Flying a private plane is a lot like flying the commercial jets we all know and love to hate. But there are some key differences that make it a lot more fun, and sometimes, more dangerous. Here are 17 things you should know about flying a private plane.
1. Flying is exciting. It’s fun to leave the ground, cruise through the air, and land safely back on the ground. It’s even more fun if you’re flying a small plane yourself.
2. Flying is also very safe for seasoned pilots who take care to fly in good weather conditions, follow procedures and take precautions in pre-flight planning and during flight.
3. Flying can be dangerous for pilots with less experience or those who don’t follow standard procedures or fail to pay attention to details before and during flight.
4. Car accidents kill more people than plane crashes, so you’re safer flying than driving in most cases; unless you’re at the controls of your own private plane, of course!
5. Weather conditions are everything when it comes to flying safely, so check forecasts before you go up in the air. You’ll want to avoid thunderstorms as well as heavy winds that could make landing difficult or impossible if not done correctly and safely.
6. Make sure
Flying a private plane is a fun way to travel and get away from the hustle and bustle of airports. If you are thinking about flying a private plane, here are some things you should know.

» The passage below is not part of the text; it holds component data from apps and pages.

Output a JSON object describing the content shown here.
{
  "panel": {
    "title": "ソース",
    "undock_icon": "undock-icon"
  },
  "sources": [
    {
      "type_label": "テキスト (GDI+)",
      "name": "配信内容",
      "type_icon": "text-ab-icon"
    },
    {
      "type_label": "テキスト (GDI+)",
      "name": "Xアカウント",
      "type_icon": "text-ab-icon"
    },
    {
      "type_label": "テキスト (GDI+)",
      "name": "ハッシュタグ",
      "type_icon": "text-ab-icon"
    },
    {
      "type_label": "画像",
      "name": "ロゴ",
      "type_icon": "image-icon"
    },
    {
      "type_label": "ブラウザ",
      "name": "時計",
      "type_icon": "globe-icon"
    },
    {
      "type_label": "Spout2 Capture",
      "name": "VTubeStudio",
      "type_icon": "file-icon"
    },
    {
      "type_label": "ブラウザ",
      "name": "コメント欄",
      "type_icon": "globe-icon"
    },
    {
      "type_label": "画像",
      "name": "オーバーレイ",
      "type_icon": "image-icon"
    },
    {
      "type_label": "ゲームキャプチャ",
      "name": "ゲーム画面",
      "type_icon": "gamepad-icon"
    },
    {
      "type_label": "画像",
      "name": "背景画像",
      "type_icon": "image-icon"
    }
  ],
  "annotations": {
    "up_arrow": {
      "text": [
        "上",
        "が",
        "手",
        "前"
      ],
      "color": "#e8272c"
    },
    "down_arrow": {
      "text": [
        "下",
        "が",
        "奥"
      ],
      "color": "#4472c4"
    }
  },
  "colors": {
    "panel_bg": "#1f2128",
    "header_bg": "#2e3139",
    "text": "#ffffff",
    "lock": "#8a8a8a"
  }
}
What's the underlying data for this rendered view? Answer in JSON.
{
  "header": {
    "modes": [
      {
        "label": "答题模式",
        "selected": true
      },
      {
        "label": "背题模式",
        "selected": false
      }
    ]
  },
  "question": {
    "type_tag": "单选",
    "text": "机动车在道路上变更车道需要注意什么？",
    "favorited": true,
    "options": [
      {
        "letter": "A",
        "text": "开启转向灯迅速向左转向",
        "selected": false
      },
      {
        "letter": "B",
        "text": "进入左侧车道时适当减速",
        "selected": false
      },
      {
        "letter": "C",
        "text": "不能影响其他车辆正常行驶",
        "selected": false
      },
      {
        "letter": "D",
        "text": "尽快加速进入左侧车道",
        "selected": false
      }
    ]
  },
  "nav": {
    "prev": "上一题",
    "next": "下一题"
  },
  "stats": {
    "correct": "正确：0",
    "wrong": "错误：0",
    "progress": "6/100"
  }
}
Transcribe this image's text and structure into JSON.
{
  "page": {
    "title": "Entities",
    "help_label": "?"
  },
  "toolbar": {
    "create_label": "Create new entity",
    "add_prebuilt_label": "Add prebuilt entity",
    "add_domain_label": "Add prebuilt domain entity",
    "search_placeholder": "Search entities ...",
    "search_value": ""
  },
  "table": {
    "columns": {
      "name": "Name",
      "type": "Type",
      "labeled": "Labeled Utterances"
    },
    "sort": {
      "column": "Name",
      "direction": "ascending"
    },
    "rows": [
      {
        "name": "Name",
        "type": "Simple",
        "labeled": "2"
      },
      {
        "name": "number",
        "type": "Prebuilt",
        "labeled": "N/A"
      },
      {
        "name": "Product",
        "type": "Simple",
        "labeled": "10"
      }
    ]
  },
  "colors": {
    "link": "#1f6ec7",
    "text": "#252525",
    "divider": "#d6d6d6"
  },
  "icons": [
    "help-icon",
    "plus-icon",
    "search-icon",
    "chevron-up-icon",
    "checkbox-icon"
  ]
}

1. Flying a plane requires training. You have to receive your pilot’s license before you can fly a plane. This can take several months if you are learning how to fly from scratch, but it may be quicker if you have some experience with flying other types of aircrafts.
2. Flight training is typically done in small planes similar to the one that you will be flying when you get your license. Once you learn how to fly this type of plane, then it will not be difficult for you to transition into the type of plane that you want to fly on your own.
3. Private planes are more expensive than commercial airlines, but they are often faster and more convenient since they do not have set schedules that they adhere to like commercial airlines do.
4. Flying a private plane requires many expensive pieces of equipment in addition to the actual plane itself, which can cost hundreds of thousands or even millions of dollars depending on the make and model that you buy.
5. The most expensive piece of equipment that is required in order to fly a private plane
Imagine you’re driving a car to the grocery store. As you’re pulling into your parking spot, you realize you have no idea what the air speed velocity of an unladen swallow is. You whip out your phone, quickly Google it, and learn that it’s 11 meters per second or 24 miles per hour.
You check yourself in the mirror, relieved that no one saw you frantically asking Siri about the swallow’s flying speed. After all, this isn’t something regular folks are supposed to know.
But for private pilots, sometimes strange questions and answers like these are part of our day-to-day lives. We wear headsets and fly around in airplanes for fun – so when someone asks us how fast a swallow flies, we can answer with ease.
Here are 17 more things private pilots know (and love) about flying:
Flight preparation: Properly preparing for the flight begins with a thorough preflight inspection.
Preflight inspection: The pilot must ensure that all systems are fully functional before beginning to fly.
Flight simulator training: Flight simulator training is considered by many to be one of the best ways to learn how to fly a private plane.
Weather information: It is important for the pilot to know what kind of weather conditions to expect during a flight.
Air traffic control communication: Depending on where you are flying, you may need to communicate with air traffic control in order to avoid any air traffic or obstacles in your flying path.
Taxiing: Taxiing simply means moving an aircraft under its own power along the ground.
Takeoff: Takeoff is when an airplane becomes airborne and begins traveling through the air.
Landing: Landing is when an aircraft touches down on the ground at its destination.
Taxiing after landing: After landing, it is important for the pilot to taxi properly in order to remain safe and avoid collisions with other aircrafts.
Recognizing visual illusions: There are many visual illusions that can occur while flying an airplane and it is important for the pilot to be able to recognize them in order to remain safe while flying.
1. There are two main types of aircraft controls:
a. Primary controls – ailerons, elevators, and rudder. These control the aircraft’s direction and pitch.
b. Secondary controls – flaps, spoilers, and trim tabs. These control lift and speed.
2. The throttle controls the engine power, not speed. The throttle is used to maintain airspeed but it is the angle of attack (AOA) that determines lift.
3. You need to know how to read an aeronautical chart if you want to fly a plane successfully! If you don’t know what you’re looking at on your chart, you may end up in no man’s land with very little fuel left!
4. If you’re flying above 10,000 feet, there is less oxygen available so you need to be able to use supplemental oxygen if needed (usually above 12,500 feet).
5. You have to go through a preflight inspection before flying your private plane – just like pilots do every time they take off!
6. The flight controls are usually located on the left side of most planes but they can also be found on the right side too!
7. There are
I’ve flown a helicopter before, but never a plane. I think that this article is going to be very helpful and informative!
It’s great that there are so many tips to keep in mind while flying. It’ll definitely help me feel more comfortable in the cockpit, and I’m sure it will take the edge off of my anxiety as well.
If all goes well, I should be able to fly some friends around in no time! Thanks for the article!